Latest California Healthline Stories
Before the coronavirus hit, California was looking at a budget surplus of more than $5 billion and lawmakers were debating how to increase the size of government health programs. Now, the state faces a deficit, program cuts, high unemployment — and no significant investment in public health funding at a time when the state needs it the most.
Following a KCUR report, Kansas officials said the state’s public reporting of pandemic trends will count all tests that come back positive for the new coronavirus, even when the patient has no symptoms.
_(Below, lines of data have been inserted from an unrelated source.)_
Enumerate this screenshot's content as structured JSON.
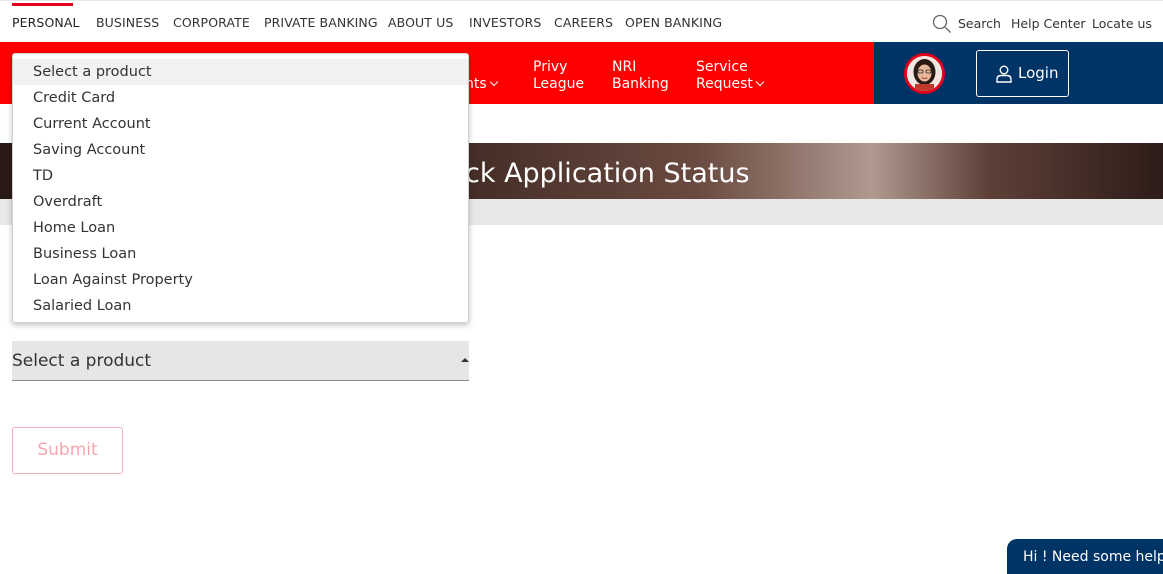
{
  "topnav": {
    "items": [
      "PERSONAL",
      "BUSINESS",
      "CORPORATE",
      "PRIVATE BANKING",
      "ABOUT US",
      "INVESTORS",
      "CAREERS",
      "OPEN BANKING"
    ],
    "search": "Search",
    "help_center": "Help Center",
    "locate_us": "Locate us"
  },
  "mainnav": {
    "partial_item": "nts",
    "privy": [
      "Privy",
      "League"
    ],
    "nri": [
      "NRI",
      "Banking"
    ],
    "service": [
      "Service",
      "Request"
    ],
    "login": "Login"
  },
  "banner": {
    "title": "ck Application Status"
  },
  "form": {
    "selected_value": "Select a product",
    "options": [
      "Select a product",
      "Credit Card",
      "Current Account",
      "Saving Account",
      "TD",
      "Overdraft",
      "Home Loan",
      "Business Loan",
      "Loan Against Property",
      "Salaried Loan"
    ],
    "submit": "Submit"
  },
  "chat": {
    "label": "Hi ! Need some help?"
  },
  "icons": {
    "search": "search-icon",
    "user": "user-icon",
    "avatar": "assistant-avatar",
    "chevron": "chevron-down-icon",
    "caret": "caret-up-icon"
  },
  "colors": {
    "brand_red": "#fe0000",
    "navy": "#003366",
    "accent_red": "#e4001b"
  }
}
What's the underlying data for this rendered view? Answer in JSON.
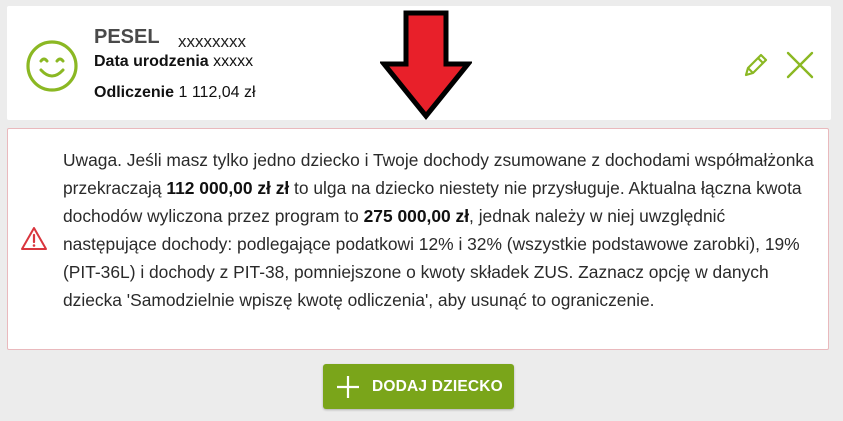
{
  "child": {
    "pesel_label": "PESEL",
    "pesel_value": "xxxxxxxx",
    "birth_label": "Data urodzenia",
    "birth_value": "xxxxx",
    "deduction_label": "Odliczenie",
    "deduction_value": "1 112,04 zł",
    "avatar_icon": "smiley-face-icon",
    "edit_icon": "pencil-icon",
    "remove_icon": "close-icon"
  },
  "warning": {
    "icon": "warning-triangle-icon",
    "part1": "Uwaga. Jeśli masz tylko jedno dziecko i Twoje dochody zsumowane z dochodami współmałżonka przekraczają ",
    "limit": "112 000,00 zł zł",
    "part2": " to ulga na dziecko niestety nie przysługuje. Aktualna łączna kwota dochodów wyliczona przez program to ",
    "total": "275 000,00 zł",
    "part3": ", jednak należy w niej uwzględnić następujące dochody: podlegające podatkowi 12% i 32% (wszystkie podstawowe zarobki), 19% (PIT-36L) i dochody z PIT-38, pomniejszone o kwoty składek ZUS. Zaznacz opcję w danych dziecka 'Samodzielnie wpiszę kwotę odliczenia', aby usunąć to ograniczenie."
  },
  "add_button": {
    "label": "DODAJ DZIECKO",
    "icon": "plus-icon"
  },
  "colors": {
    "accent_green": "#7aa51a",
    "icon_green": "#8bb823",
    "warning_red": "#d9363e",
    "arrow_red": "#e8202a"
  }
}
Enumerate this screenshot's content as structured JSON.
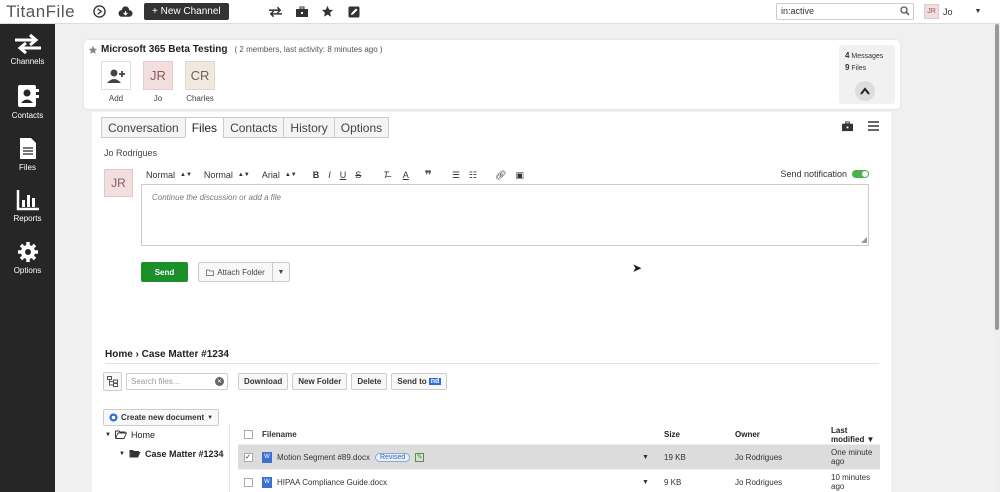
{
  "app": {
    "logo": "TitanFile"
  },
  "topbar": {
    "new_channel_label": "+ New Channel",
    "search_value": "in:active",
    "user_initials": "JR",
    "user_name": "Jo"
  },
  "sidebar": {
    "items": [
      {
        "label": "Channels",
        "icon": "channels-icon"
      },
      {
        "label": "Contacts",
        "icon": "contacts-icon"
      },
      {
        "label": "Files",
        "icon": "files-icon"
      },
      {
        "label": "Reports",
        "icon": "reports-icon"
      },
      {
        "label": "Options",
        "icon": "gear-icon"
      }
    ]
  },
  "channel": {
    "title": "Microsoft 365 Beta Testing",
    "meta": "( 2 members, last activity: 8 minutes ago )",
    "members": [
      {
        "initials": "",
        "label": "Add"
      },
      {
        "initials": "JR",
        "label": "Jo"
      },
      {
        "initials": "CR",
        "label": "Charles"
      }
    ],
    "stats": {
      "messages_count": "4",
      "messages_label": "Messages",
      "files_count": "9",
      "files_label": "Files"
    }
  },
  "tabs": [
    "Conversation",
    "Files",
    "Contacts",
    "History",
    "Options"
  ],
  "composer": {
    "author": "Jo Rodrigues",
    "author_initials": "JR",
    "format1": "Normal",
    "format2": "Normal",
    "font": "Arial",
    "send_notification_label": "Send notification",
    "placeholder": "Continue the discussion or add a file",
    "send_label": "Send",
    "attach_label": "Attach Folder"
  },
  "files": {
    "breadcrumb": "Home › Case Matter #1234",
    "search_placeholder": "Search files...",
    "buttons": {
      "download": "Download",
      "new_folder": "New Folder",
      "delete": "Delete",
      "send_to": "Send to",
      "send_to_badge": "nd"
    },
    "create_doc_label": "Create new document",
    "tree": {
      "root": "Home",
      "child": "Case Matter #1234"
    },
    "columns": {
      "filename": "Filename",
      "size": "Size",
      "owner": "Owner",
      "modified": "Last modified ▼"
    },
    "rows": [
      {
        "name": "Motion Segment #89.docx",
        "badge": "Revised",
        "size": "19 KB",
        "owner": "Jo Rodrigues",
        "modified": "One minute ago",
        "selected": true
      },
      {
        "name": "HIPAA Compliance Guide.docx",
        "badge": "",
        "size": "9 KB",
        "owner": "Jo Rodrigues",
        "modified": "10 minutes ago",
        "selected": false
      }
    ]
  }
}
House Democrats unveiled legislation that would effectively double what the federal government has spent on relief for the COVID-19 pandemic, but Republicans say they want to wait before even talking about another bill. Meanwhile, a key Republican senator called the GOP court case challenging the Affordable Care Act “flimsy.” Rebecca Adams of CQ Roll Call and Joanne Kenen of Politico join KHN’s Julie Rovner to discuss this and more.
A steady stream of gunshot victims continues to flow into a trauma center on Chicago’s South Side and many other metropolitan trauma centers. This puts a strain on hospitals already busy fighting COVID-19.
Experts agreed that Trump’s statement is not supported by the data.
A rural Montana county of 5,000 people lays claim to the state’s highest COVID-19 infection rate. The community risks additional spread, though, because of a private prison situated there. If the virus infiltrates the prison and just a fraction of inmates get sick, the area’s limited health resources may not endure.
The Indian Health Service hospital at Montana’s Fort Belknap reservation has put out a call for applicants for two traditional practitioner positions, part of a new recognition of Native American ethnobotany expertise that was pushed underground for decades. The openings are already making waves in the state.
From cafeteria staff to doctors and nurses, hospital workers around the country report frustrating failures by management to notify them when they have been exposed to co-workers or patients known to be infected with COVID-19.
Kaiser Health News gives readers a chance to comment on a recent batch of stories.
Testing for COVID-19 varies widely across nursing homes and assisted living facilities, even within the same states and communities — increasing the risks for some of America’s most vulnerable seniors.